The Merge Has Happened, Now What?

The Merge Has Happened, Now What?
Credit: Forbes

Get Ready For the Surge, the Verge, the Purge and the Splurge

By Kathy Chu, TruthDAO

This year’s watershed moment in the crypto world — the Merge — took place last week, and there was nary a hitch. That puts Ethereum another step closer to its goal of becoming the go-to place for everyday transactions, from finance to social activism.

“Happy merge all,” the founder of Ethereum, Vitalik Buterin, tweeted after the watershed moment happened. “This is a big moment for the Ethereum ecosystem.“

The transition instantly reduced energy consumption of the Ethereum blockchain by 99.95%. The Merge accomplished this environmentally friendly feat by eliminating the need for transactions processed by miners to use energy-guzzling computers competing for the right to solve complex math problems -- a signature aspect of the original Ethereum blockchain. In its place, the Merge swapped in a proof-of-stake system that requires users to “stake,” or deposit, a minimum 32 Ether (currently about $43,000 USD) to validate transactions on the blockchain.

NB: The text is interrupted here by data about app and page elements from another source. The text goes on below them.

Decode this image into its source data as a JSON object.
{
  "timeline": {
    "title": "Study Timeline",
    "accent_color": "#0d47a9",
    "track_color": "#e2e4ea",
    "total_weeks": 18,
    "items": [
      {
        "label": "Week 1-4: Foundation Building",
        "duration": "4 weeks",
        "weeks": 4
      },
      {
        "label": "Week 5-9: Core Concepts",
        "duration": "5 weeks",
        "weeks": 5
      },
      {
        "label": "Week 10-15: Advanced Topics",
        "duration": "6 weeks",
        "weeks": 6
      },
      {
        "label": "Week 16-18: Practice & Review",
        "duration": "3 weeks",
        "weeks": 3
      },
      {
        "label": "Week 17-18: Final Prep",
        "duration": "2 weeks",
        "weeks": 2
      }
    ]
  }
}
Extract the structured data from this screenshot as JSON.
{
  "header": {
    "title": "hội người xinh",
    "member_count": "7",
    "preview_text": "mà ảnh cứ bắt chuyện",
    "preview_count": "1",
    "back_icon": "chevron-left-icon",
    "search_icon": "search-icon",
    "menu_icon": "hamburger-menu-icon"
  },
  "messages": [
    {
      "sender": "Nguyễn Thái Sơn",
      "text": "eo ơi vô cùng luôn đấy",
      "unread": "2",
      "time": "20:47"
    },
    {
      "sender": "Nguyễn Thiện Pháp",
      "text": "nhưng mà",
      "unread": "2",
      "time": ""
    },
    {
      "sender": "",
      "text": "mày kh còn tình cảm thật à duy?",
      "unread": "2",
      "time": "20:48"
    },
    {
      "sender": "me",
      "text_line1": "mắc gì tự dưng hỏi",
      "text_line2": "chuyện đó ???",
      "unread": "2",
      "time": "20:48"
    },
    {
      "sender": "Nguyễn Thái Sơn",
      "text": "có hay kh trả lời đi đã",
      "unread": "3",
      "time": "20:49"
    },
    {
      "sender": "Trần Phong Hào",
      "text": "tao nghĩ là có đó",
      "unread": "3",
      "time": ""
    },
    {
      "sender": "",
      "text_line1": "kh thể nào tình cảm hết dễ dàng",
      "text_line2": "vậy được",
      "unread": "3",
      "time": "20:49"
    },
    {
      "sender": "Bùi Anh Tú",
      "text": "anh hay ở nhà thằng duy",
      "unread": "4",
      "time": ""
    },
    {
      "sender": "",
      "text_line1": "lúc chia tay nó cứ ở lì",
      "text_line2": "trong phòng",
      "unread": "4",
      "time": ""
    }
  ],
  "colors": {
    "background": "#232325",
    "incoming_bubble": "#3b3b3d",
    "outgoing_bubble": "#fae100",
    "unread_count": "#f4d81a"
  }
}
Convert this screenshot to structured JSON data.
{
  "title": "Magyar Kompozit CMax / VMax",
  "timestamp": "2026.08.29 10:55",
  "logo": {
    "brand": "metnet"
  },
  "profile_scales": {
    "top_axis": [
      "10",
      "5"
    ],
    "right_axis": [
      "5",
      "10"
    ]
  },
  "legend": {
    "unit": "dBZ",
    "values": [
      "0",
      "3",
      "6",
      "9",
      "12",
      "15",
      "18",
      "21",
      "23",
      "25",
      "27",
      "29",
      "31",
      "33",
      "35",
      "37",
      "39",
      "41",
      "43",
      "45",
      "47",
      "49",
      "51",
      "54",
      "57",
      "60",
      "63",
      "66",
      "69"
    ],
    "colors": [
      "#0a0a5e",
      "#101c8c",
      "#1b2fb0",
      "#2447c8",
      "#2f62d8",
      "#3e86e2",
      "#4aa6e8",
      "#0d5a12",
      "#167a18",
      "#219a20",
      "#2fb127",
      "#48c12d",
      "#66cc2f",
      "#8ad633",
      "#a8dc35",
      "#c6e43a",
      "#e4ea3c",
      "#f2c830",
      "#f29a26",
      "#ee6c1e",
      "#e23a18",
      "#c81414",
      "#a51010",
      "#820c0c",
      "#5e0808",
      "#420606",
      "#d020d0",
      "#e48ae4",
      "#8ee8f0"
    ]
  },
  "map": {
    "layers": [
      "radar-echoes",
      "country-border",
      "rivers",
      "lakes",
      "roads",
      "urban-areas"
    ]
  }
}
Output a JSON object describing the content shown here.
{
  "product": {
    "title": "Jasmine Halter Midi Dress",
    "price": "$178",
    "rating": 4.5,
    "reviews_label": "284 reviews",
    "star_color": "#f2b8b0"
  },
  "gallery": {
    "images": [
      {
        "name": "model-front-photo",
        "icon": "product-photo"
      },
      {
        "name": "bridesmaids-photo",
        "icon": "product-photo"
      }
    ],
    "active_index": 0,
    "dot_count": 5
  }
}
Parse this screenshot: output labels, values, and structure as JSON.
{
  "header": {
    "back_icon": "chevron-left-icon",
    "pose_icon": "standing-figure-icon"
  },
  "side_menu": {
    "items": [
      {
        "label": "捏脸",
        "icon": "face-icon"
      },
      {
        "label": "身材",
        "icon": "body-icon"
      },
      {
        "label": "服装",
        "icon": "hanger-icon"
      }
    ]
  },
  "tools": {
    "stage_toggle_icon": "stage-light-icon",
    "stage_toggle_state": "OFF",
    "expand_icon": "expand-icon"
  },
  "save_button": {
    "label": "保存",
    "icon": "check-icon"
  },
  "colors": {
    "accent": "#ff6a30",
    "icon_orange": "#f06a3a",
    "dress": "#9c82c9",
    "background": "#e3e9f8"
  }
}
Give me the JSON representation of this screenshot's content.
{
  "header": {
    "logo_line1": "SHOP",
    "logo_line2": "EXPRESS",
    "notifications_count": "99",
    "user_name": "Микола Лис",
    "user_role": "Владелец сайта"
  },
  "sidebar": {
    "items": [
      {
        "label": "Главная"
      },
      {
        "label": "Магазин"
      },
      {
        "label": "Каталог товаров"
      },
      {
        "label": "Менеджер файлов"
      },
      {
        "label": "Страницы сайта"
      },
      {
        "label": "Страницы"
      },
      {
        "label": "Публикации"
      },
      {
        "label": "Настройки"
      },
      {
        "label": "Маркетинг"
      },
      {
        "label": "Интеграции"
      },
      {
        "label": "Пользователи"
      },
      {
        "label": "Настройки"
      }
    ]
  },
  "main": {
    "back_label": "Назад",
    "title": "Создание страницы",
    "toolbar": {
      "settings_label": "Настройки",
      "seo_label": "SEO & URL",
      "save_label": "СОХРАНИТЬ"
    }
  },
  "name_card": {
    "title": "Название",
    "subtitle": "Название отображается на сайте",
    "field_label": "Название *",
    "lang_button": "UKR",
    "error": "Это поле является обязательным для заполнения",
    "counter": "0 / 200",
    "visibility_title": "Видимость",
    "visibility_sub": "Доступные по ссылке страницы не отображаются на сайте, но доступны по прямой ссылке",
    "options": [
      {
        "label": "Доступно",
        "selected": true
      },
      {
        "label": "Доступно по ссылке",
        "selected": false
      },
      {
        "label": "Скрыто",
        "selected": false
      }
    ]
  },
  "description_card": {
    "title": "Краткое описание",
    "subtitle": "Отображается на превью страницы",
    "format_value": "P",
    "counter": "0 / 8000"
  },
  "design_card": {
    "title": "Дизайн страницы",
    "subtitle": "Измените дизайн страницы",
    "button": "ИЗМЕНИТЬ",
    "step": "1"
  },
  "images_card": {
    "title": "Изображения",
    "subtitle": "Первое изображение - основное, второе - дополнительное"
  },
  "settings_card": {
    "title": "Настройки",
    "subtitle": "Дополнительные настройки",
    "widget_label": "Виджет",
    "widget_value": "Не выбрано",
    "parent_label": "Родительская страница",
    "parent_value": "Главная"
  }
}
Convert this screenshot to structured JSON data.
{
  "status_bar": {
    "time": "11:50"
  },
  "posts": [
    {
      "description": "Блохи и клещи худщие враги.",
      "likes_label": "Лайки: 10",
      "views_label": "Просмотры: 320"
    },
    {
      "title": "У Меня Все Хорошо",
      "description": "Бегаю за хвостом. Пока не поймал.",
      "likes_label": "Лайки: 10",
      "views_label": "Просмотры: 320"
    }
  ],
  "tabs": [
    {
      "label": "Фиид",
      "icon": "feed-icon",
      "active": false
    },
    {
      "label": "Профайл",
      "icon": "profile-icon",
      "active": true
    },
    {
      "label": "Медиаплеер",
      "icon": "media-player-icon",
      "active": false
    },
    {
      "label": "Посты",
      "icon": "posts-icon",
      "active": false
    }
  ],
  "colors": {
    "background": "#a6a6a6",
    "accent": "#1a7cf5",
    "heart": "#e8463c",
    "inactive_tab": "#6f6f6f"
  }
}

The Ethereum community’s aim, ultimately, is to make its blockchain the world’s computer, an open platform for anyone who wants to build applications, power tokens, run decentralized autonomous organizations (DAOs) or create digital assets known as Non-Fungible Tokens (NFTs). The Merge is the first of five planned upgrades that developers are working on right now. Completion -- which is not guaranteed -- could take months, if not years.

“It’s a long and complicated transition,” said Buterin in a July speech, estimating that the blockchain would only be 55% transitioned after the Merge. “But we’re getting close to the second half of this big long vision."

Now that the Merge is done, get ready for — as Buterin calls them — the Surge, Verge, Purge and Splurge. Up next: sharding, a concept in computer science that means the database is split to spread the data load. Sharding could happen as early as next year, making the Ethereum blockchain faster, easier, and potentially cheaper to use, according to the non-profit Ethereum Foundation.

“We're trying to have as much activity on the Internet settled on Ethereum as possible,” said Justin Drake, a researcher at the foundation. “We need the best-in-class security and enough throughput."

Not everyone shares the vision.

The Merge aside, “everything else about crypto is still bad,” crypto critic David Gerard tweeted on the day the Merge happened. "It’s quilted from scams, its only use case is dodging the law, the politics are horrible and the users are crooks - but it won't use a country's worth of electricity.”

Drake counters that Gerard’s comments are “lazy criticism that’s lacking imagination.”

According to Drake, Ethereum critics are ignoring the big picture: While scams have plagued many disruptive technologies, the blockchain is also home to a growing number of important and credible projects. Also, he notes, Ethereum is just seven years old. As more applications are built on the blockchain, he says, the more useful it will become.

Eventually, Buterin predicts that it will be a potent force for raising money for mission-oriented ventures, including social activism, and for creating domain names for the decentralized world. Domain names (such as, hypothetically, Vitalik.eth) may be useful for facilitating secure transactions with third parties because they are less susceptible to mistakes and scams than long wallet addresses.

Right now, Ethereum is the No. 2 cryptocurrency behind bitcoin, with market caps of $152.2 billion and $353.3 billion, respectively, according to CoinMarketCap.